  7. Check the Do-Not-Call Registry Before Marketing to Singapore Phone Numbers
  8. GDPR Compliance in Singapore: Is it Required and How to Comply
  9. Drafting a Comprehensive Privacy Policy For Your Singapore Website
  10. Is It Legal for Businesses to Ask for Your NRIC in Singapore?
  11. PDPA Consent Requirements: How Can Your Business Comply?
  12. Legal Options If Employees Breach Confidentiality in Singapore
  13. Your Guide to a Media Release Form in Singapore
  1. Complying with Singapore Law When Sending Email Newsletters
  2. Outdoor Advertising: How to Legally Display Public Ads in Singapore
  3. A legal guide to drafting a social media policy for your company

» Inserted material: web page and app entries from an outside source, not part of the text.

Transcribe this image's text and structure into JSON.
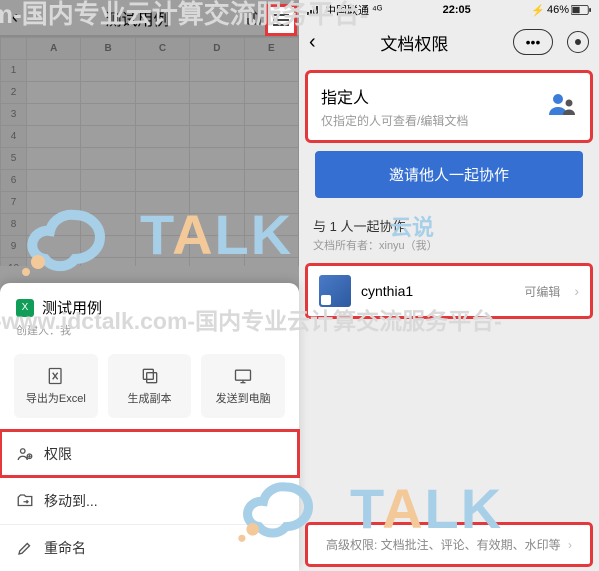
{
  "left": {
    "sheet_title": "测试用例",
    "panel_title": "测试用例",
    "panel_sub": "创建人：我",
    "actions": {
      "export": "导出为Excel",
      "copy": "生成副本",
      "send": "发送到电脑"
    },
    "rows": {
      "perm": "权限",
      "move": "移动到...",
      "rename": "重命名"
    },
    "cols": [
      "A",
      "B",
      "C",
      "D",
      "E"
    ]
  },
  "right": {
    "status": {
      "carrier": "中国联通",
      "signal": "⁴ᴳ",
      "time": "22:05",
      "battery": "46%"
    },
    "nav_title": "文档权限",
    "spec_title": "指定人",
    "spec_sub": "仅指定的人可查看/编辑文档",
    "invite": "邀请他人一起协作",
    "with_title": "与 1 人一起协作",
    "with_sub": "文档所有者：xinyu（我）",
    "collab_name": "cynthia1",
    "collab_perm": "可编辑",
    "advanced": "高级权限: 文档批注、评论、有效期、水印等"
  },
  "wm": {
    "top": "m-国内专业云计算交流服务平台-",
    "url": "-www.idctalk.com-国内专业云计算交流服务平台-",
    "cn": "云说"
  }
}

  4. Dealing with Defamation of Your Business: Can You Sue?
  1. Starting a Franchise in Singapore: What Franchisors Should Look Out For
  2. Running a Franchise in Singapore: What To Look Out for as a Franchisee
Debt Restructuring
  1. Informal Debt Restructuring and Workout in Singapore
  2. Schemes of Arrangement: How They Work and How to Apply
  3. What is Judicial Management and How It Works in Singapore
Ending a Business
  1. Insolvency: Claw-Back of Assets From Unfair Preference and Undervalued Transactions
  2. Striking Off a Company
  3. What Should a Creditor Do When a Company Becomes Insolvent?
  4. Dissolution of partnerships in Singapore
  5. Validation of Payments Made by Companies Being Wound Up
  6. Can a Company that Struck Itself Off the Register Later Apply to Restore Itself?
  7. Closing Your Singapore Business: What You Need to Settle
  8. How to File a Proof of Debt against a Company in Liquidation
  9. Winding Up a Company